▶ INFORMATION GIVEN:

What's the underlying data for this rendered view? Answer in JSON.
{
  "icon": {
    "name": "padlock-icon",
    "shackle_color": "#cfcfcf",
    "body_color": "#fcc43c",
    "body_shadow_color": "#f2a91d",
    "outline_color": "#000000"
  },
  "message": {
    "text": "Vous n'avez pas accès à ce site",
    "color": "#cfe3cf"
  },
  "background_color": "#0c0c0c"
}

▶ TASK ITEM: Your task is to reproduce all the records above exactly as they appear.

▶ SOLVED PROBLEM:
What's the underlying data for this rendered view? Answer in JSON.
{
  "icon": {
    "name": "padlock-icon",
    "shackle_color": "#cfcfcf",
    "body_color": "#fcc43c",
    "body_shadow_color": "#f2a91d",
    "outline_color": "#000000"
  },
  "message": {
    "text": "Vous n'avez pas accès à ce site",
    "color": "#cfe3cf"
  },
  "background_color": "#0c0c0c"
}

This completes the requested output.